Chickenpox Parties Have No Pros, Only Cons
The practice of purposely infecting kids with the chickenpox virus — in an effort to "get it over with" — worries doctors for many reasons.
You're invited ... to a chickenpox party. Huh? Years ago, it wasn't uncommon for parents to bring their kids over to a friend's or neighbor's house when a child turned up with the classic itchy, red, blistery rash of chickenpox, a disease caused by the varicella zoster virus.
Since the virus is extremely contagious — it can be spread when an infected person coughs or sneezes, or through touching the fluid from chickenpox blisters — exposing your child to a pal with pox was often enough to have him catch the disease. And since most kids would get it anyway — before a vaccine was introduced in 1995, 90% got chickenpox before the age of 20 — parents figured why not catch it and get it over with? Plus, the disease can be more serious in teens and adults than in children, so having it in childhood and developing an immunity to prevent him from getting it later was another incentive.

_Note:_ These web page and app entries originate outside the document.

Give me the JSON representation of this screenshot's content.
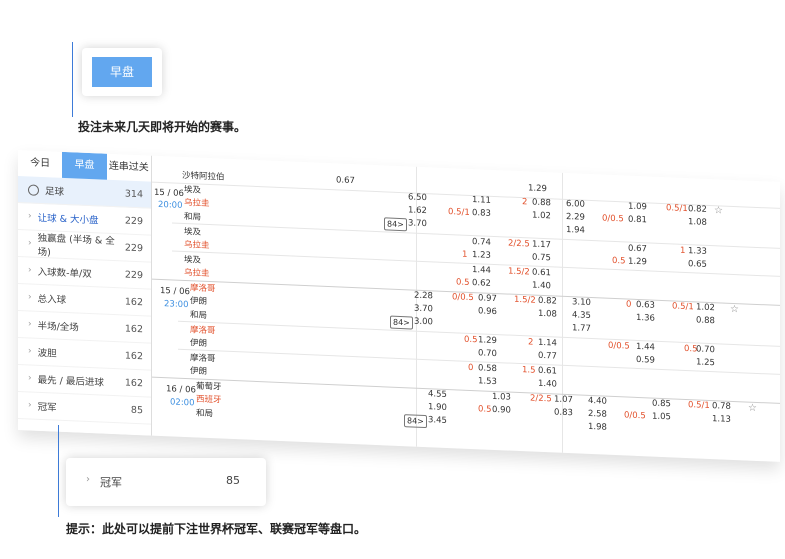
{
  "callout_tab": {
    "label": "早盘"
  },
  "intro_text": "投注未来几天即将开始的赛事。",
  "tip_text": "提示：此处可以提前下注世界杯冠军、联赛冠军等盘口。",
  "side_tabs": [
    "今日",
    "早盘",
    "连串过关"
  ],
  "sport": {
    "label": "足球",
    "count": "314"
  },
  "menu": [
    {
      "label": "让球 & 大小盘",
      "count": "229"
    },
    {
      "label": "独赢盘 (半场 & 全场)",
      "count": "229"
    },
    {
      "label": "入球数-单/双",
      "count": "229"
    },
    {
      "label": "总入球",
      "count": "162"
    },
    {
      "label": "半场/全场",
      "count": "162"
    },
    {
      "label": "波胆",
      "count": "162"
    },
    {
      "label": "最先 / 最后进球",
      "count": "162"
    },
    {
      "label": "冠军",
      "count": "85"
    }
  ],
  "zoom_item": {
    "label": "冠军",
    "count": "85"
  },
  "odds": {
    "top_team": "沙特阿拉伯",
    "top_vals": [
      "0.67",
      "1.29"
    ],
    "m1": {
      "date": "15 / 06",
      "time": "20:00",
      "home": "埃及",
      "away": "乌拉圭",
      "draw": "和局",
      "more": "84>",
      "row1": [
        "6.50",
        "1.11",
        "2",
        "0.88",
        "6.00",
        "1.09",
        "0.5/1",
        "0.82"
      ],
      "row2": [
        "1.62",
        "0.5/1",
        "0.83",
        "1.02",
        "2.29",
        "0/0.5",
        "0.81",
        "1.08"
      ],
      "row3": [
        "3.70",
        "1.94"
      ],
      "s1": [
        "埃及",
        "0.74",
        "2/2.5",
        "1.17",
        "0.67",
        "1",
        "1.33"
      ],
      "s2": [
        "乌拉圭",
        "1",
        "1.23",
        "0.75",
        "0.5",
        "1.29",
        "0.65"
      ],
      "s3": [
        "埃及",
        "1.44",
        "1.5/2",
        "0.61"
      ],
      "s4": [
        "乌拉圭",
        "0.5",
        "0.62",
        "1.40"
      ]
    },
    "m2": {
      "date": "15 / 06",
      "time": "23:00",
      "home": "摩洛哥",
      "away": "伊朗",
      "draw": "和局",
      "more": "84>",
      "row1": [
        "2.28",
        "0/0.5",
        "0.97",
        "1.5/2",
        "0.82",
        "3.10",
        "0",
        "0.63",
        "0.5/1",
        "1.02"
      ],
      "row2": [
        "3.70",
        "0.96",
        "1.08",
        "4.35",
        "1.36",
        "0.88"
      ],
      "row3": [
        "3.00",
        "1.77"
      ],
      "s1": [
        "摩洛哥",
        "0.5",
        "1.29",
        "2",
        "1.14",
        "0/0.5",
        "1.44",
        "0.5",
        "0.70"
      ],
      "s2": [
        "伊朗",
        "0.70",
        "0.77",
        "0.59",
        "1.25"
      ],
      "s3": [
        "摩洛哥",
        "0",
        "0.58",
        "1.5",
        "0.61"
      ],
      "s4": [
        "伊朗",
        "1.53",
        "1.40"
      ]
    },
    "m3": {
      "date": "16 / 06",
      "time": "02:00",
      "home": "葡萄牙",
      "away": "西班牙",
      "draw": "和局",
      "more": "84>",
      "row1": [
        "4.55",
        "1.03",
        "2/2.5",
        "1.07",
        "4.40",
        "0.85",
        "0.5/1",
        "0.78"
      ],
      "row2": [
        "1.90",
        "0.5",
        "0.90",
        "0.83",
        "2.58",
        "0/0.5",
        "1.05",
        "1.13"
      ],
      "row3": [
        "3.45",
        "1.98"
      ]
    }
  }
}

"You definitely want to be immune to chickenpox before you become an adult, when it's much worse, so parties were a good idea before the vaccine was introduced," says Rodney E. Willoughby, M.D., a pediatric infectious disease specialist at Children's Hospital of Wisconsin, professor of pediatrics at the Medical College of Wisconsin, and a member of the AAP's committee on infectious disease.
Today, it's a bad idea, yet in our era of social media, it's not unheard of to see a "pox playdate" posted online welcoming parents to bring their little ones to a home where a child has the chickenpox. In Boulder, Colorado, parents who fear there could be dangerous side effects of the chickenpox vaccine are even organizing “pox parties” in private Facebook groups.
But unlike the Internet and Facebook, we have something now that didn't exist years ago — a safe, effective vaccine for chickenpox. Which means an invite to a chickenpox get-together is now an invitation you should definitely turn down according to the experts.
Why You Should Say No to Chickenpox Parties
Simply put, there are zero pros to taking your child to a chickenpox party because you don't want your child to get chickenpox. Though it's usually not dangerous in most kids, the virus does bring with it the potential for serious complications including pneumonia, bleeding problems, encephalitis (brain swelling), bacterial skin infections, toxic shock syndrome, bone and joint infections, and even death.
Even otherwise healthy kids can suffer dangerous, even life-threatening, complications from chickenpox, and there's no way to predict whether your child will be one of the ones who does. In contrast, "the virus in the vaccine has about a one thousand-fold less chance of serious rare complications than wild chickenpox" — the virus you can catch — "and close to zero risk of a fatal complication," says Dr. Willoughby.
Even if your child isn't among those who end up with complications from chickenpox, living through the disease itself is no fun. It can be extremely uncomfortable and keep your child out of school or childcare (and you out of work) for more than a week.
"If your child can get a vaccine so he'll never get pox and aren't out of school for 10 days, then why do a chickenpox party? You can schedule a shot for one day, instead of dealing with sickness for ten days," says Dr. Willoughby. "You get the same immune protection with much less suffering. What's not to like?"
More Chickenpox Warnings from Experts
It's possible to purchase an item online — often a lollipop — purported to contain the chickenpox virus. The idea: have your child lick the used lollipop so she can get chickenpox "naturally." Not only is that gross, it can be downright dangerous.
"It blows my mind that people are doing this because we have a very safe vaccine against chickenpox," says Mary Anne Jackson, M.D., division director, infectious disease at Children's Mercy Hospitals and Clinics in Kansas City, Missouri, and member of the American Academy of Pediatrics' (AAP) committee on infectious disease. "By doing this, you're going to unintentionally transmit other things like hepatitis B and group A strep. Not to mention that it's illegal to send any virus by mail."
The bottom line? Since 1995, we've had a vaccine that's been proved to be safe and effective. If you want to protect your child from the potentially serious consequences of chickenpox, skip the parties and the pops.